WHAT THIS TASK INVOLVES:
Only the total should be returned: the number of lines in the data that hold the string "Camera".

____________

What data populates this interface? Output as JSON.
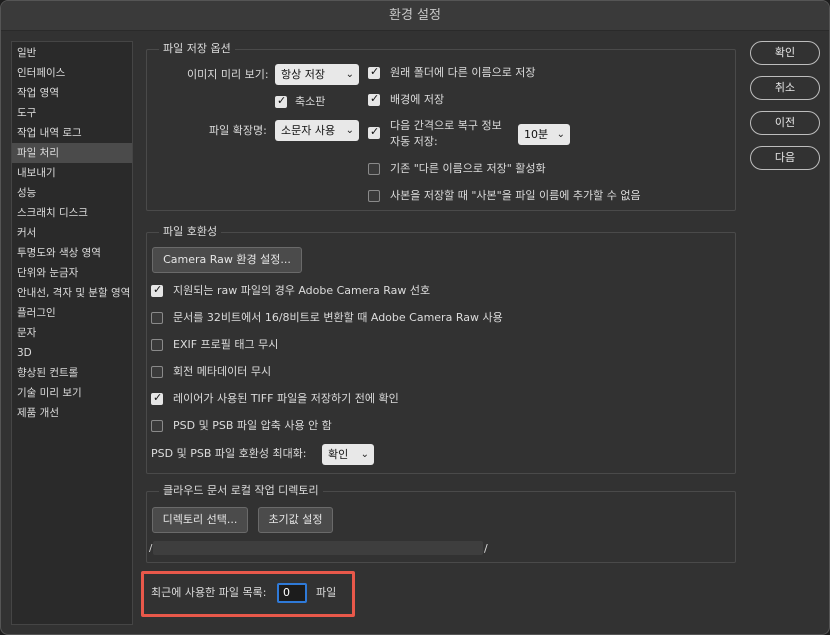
{
  "window": {
    "title": "환경 설정"
  },
  "sidebar": {
    "items": [
      {
        "label": "일반"
      },
      {
        "label": "인터페이스"
      },
      {
        "label": "작업 영역"
      },
      {
        "label": "도구"
      },
      {
        "label": "작업 내역 로그"
      },
      {
        "label": "파일 처리",
        "selected": true
      },
      {
        "label": "내보내기"
      },
      {
        "label": "성능"
      },
      {
        "label": "스크래치 디스크"
      },
      {
        "label": "커서"
      },
      {
        "label": "투명도와 색상 영역"
      },
      {
        "label": "단위와 눈금자"
      },
      {
        "label": "안내선, 격자 및 분할 영역"
      },
      {
        "label": "플러그인"
      },
      {
        "label": "문자"
      },
      {
        "label": "3D"
      },
      {
        "label": "향상된 컨트롤"
      },
      {
        "label": "기술 미리 보기"
      },
      {
        "label": "제품 개선"
      }
    ]
  },
  "file_save": {
    "legend": "파일 저장 옵션",
    "image_preview_label": "이미지 미리 보기:",
    "image_preview_value": "항상 저장",
    "thumbnail_label": "축소판",
    "thumbnail_checked": true,
    "file_ext_label": "파일 확장명:",
    "file_ext_value": "소문자 사용",
    "save_original_folder_label": "원래 폴더에 다른 이름으로 저장",
    "save_original_folder_checked": true,
    "save_background_label": "배경에 저장",
    "save_background_checked": true,
    "autosave_label_line1": "다음 간격으로 복구 정보",
    "autosave_label_line2": "자동 저장:",
    "autosave_checked": true,
    "autosave_interval": "10분",
    "legacy_save_as_label": "기존 \"다른 이름으로 저장\" 활성화",
    "legacy_save_as_checked": false,
    "no_copy_suffix_label": "사본을 저장할 때 \"사본\"을 파일 이름에 추가할 수 없음",
    "no_copy_suffix_checked": false
  },
  "compat": {
    "legend": "파일 호환성",
    "camera_raw_button": "Camera Raw 환경 설정...",
    "opt1_label": "지원되는 raw 파일의 경우 Adobe Camera Raw 선호",
    "opt1_checked": true,
    "opt2_label": "문서를 32비트에서 16/8비트로 변환할 때 Adobe Camera Raw 사용",
    "opt2_checked": false,
    "opt3_label": "EXIF 프로필 태그 무시",
    "opt3_checked": false,
    "opt4_label": "회전 메타데이터 무시",
    "opt4_checked": false,
    "opt5_label": "레이어가 사용된 TIFF 파일을 저장하기 전에 확인",
    "opt5_checked": true,
    "opt6_label": "PSD 및 PSB 파일 압축 사용 안 함",
    "opt6_checked": false,
    "maximize_label": "PSD 및 PSB 파일 호환성 최대화:",
    "maximize_value": "확인"
  },
  "cloud": {
    "legend": "클라우드 문서 로컬 작업 디렉토리",
    "choose_dir_button": "디렉토리 선택...",
    "reset_button": "초기값 설정",
    "path_suffix": "/"
  },
  "recent": {
    "label": "최근에 사용한 파일 목록:",
    "value": "0",
    "unit": "파일"
  },
  "actions": {
    "ok": "확인",
    "cancel": "취소",
    "prev": "이전",
    "next": "다음"
  },
  "colors": {
    "highlight": "#e8584a",
    "focus": "#2f7ad8"
  }
}
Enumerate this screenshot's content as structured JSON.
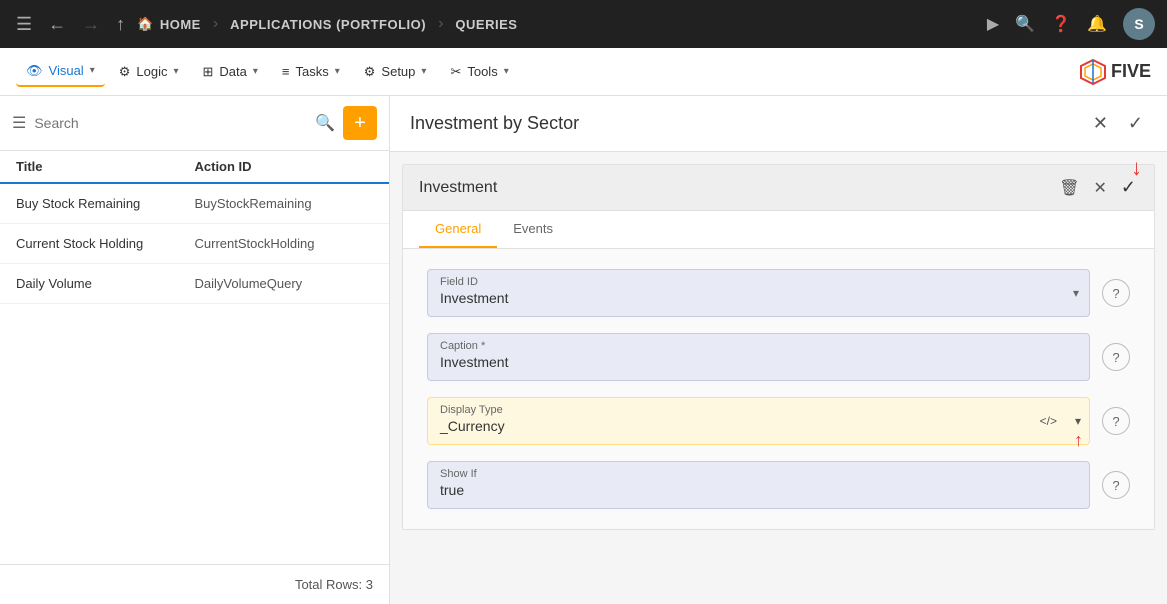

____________

SOLUTION TO THIS EXERCISE:
3